→ LISTED ENTRIES
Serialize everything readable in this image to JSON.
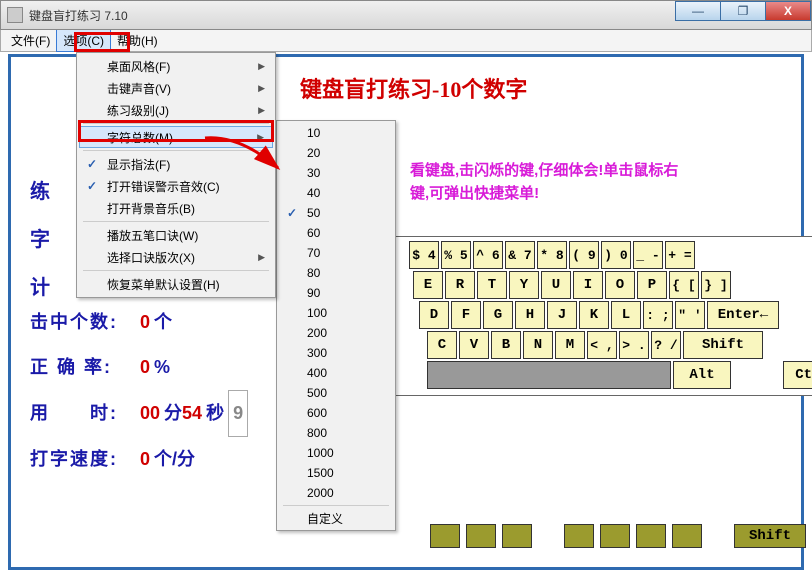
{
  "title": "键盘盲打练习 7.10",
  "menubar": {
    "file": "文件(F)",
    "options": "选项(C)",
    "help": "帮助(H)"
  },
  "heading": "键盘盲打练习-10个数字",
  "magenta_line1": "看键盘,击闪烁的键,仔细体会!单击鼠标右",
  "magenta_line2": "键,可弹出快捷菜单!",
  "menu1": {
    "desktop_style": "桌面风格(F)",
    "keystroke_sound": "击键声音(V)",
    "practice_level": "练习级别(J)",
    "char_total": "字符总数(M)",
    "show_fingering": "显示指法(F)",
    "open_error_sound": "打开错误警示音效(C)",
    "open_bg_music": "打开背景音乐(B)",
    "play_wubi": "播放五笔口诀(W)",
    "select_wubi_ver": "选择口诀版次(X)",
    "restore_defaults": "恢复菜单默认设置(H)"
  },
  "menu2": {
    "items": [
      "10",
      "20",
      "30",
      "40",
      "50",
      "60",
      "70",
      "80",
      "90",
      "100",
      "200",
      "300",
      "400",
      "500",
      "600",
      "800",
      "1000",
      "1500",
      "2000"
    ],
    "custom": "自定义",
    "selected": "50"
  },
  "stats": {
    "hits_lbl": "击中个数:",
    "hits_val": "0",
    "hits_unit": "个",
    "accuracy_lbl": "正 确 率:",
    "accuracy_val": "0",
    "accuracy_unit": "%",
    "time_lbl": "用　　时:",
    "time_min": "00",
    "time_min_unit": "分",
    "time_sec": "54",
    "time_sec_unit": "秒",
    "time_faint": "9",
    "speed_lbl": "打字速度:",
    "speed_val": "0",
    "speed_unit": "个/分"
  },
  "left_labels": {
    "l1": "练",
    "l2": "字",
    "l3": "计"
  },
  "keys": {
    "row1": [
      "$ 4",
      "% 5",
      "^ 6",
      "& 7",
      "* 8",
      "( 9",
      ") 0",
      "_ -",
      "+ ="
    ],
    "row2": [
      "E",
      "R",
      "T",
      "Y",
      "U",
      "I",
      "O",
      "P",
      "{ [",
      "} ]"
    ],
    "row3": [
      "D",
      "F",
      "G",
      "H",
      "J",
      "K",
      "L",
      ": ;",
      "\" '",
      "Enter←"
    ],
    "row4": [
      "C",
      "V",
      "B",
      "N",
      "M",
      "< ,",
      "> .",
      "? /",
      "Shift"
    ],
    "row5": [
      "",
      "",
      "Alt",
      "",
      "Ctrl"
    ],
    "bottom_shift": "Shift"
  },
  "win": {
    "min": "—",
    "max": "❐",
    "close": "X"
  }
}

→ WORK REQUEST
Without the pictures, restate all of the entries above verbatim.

→ EXPECTED OUTPUT
Serialize everything readable in this image to JSON.
{
  "title": "键盘盲打练习 7.10",
  "menubar": {
    "file": "文件(F)",
    "options": "选项(C)",
    "help": "帮助(H)"
  },
  "heading": "键盘盲打练习-10个数字",
  "magenta_line1": "看键盘,击闪烁的键,仔细体会!单击鼠标右",
  "magenta_line2": "键,可弹出快捷菜单!",
  "menu1": {
    "desktop_style": "桌面风格(F)",
    "keystroke_sound": "击键声音(V)",
    "practice_level": "练习级别(J)",
    "char_total": "字符总数(M)",
    "show_fingering": "显示指法(F)",
    "open_error_sound": "打开错误警示音效(C)",
    "open_bg_music": "打开背景音乐(B)",
    "play_wubi": "播放五笔口诀(W)",
    "select_wubi_ver": "选择口诀版次(X)",
    "restore_defaults": "恢复菜单默认设置(H)"
  },
  "menu2": {
    "items": [
      "10",
      "20",
      "30",
      "40",
      "50",
      "60",
      "70",
      "80",
      "90",
      "100",
      "200",
      "300",
      "400",
      "500",
      "600",
      "800",
      "1000",
      "1500",
      "2000"
    ],
    "custom": "自定义",
    "selected": "50"
  },
  "stats": {
    "hits_lbl": "击中个数:",
    "hits_val": "0",
    "hits_unit": "个",
    "accuracy_lbl": "正 确 率:",
    "accuracy_val": "0",
    "accuracy_unit": "%",
    "time_lbl": "用　　时:",
    "time_min": "00",
    "time_min_unit": "分",
    "time_sec": "54",
    "time_sec_unit": "秒",
    "time_faint": "9",
    "speed_lbl": "打字速度:",
    "speed_val": "0",
    "speed_unit": "个/分"
  },
  "left_labels": {
    "l1": "练",
    "l2": "字",
    "l3": "计"
  },
  "keys": {
    "row1": [
      "$ 4",
      "% 5",
      "^ 6",
      "& 7",
      "* 8",
      "( 9",
      ") 0",
      "_ -",
      "+ ="
    ],
    "row2": [
      "E",
      "R",
      "T",
      "Y",
      "U",
      "I",
      "O",
      "P",
      "{ [",
      "} ]"
    ],
    "row3": [
      "D",
      "F",
      "G",
      "H",
      "J",
      "K",
      "L",
      ": ;",
      "\" '",
      "Enter←"
    ],
    "row4": [
      "C",
      "V",
      "B",
      "N",
      "M",
      "< ,",
      "> .",
      "? /",
      "Shift"
    ],
    "row5": [
      "",
      "",
      "Alt",
      "",
      "Ctrl"
    ],
    "bottom_shift": "Shift"
  },
  "win": {
    "min": "—",
    "max": "❐",
    "close": "X"
  }
}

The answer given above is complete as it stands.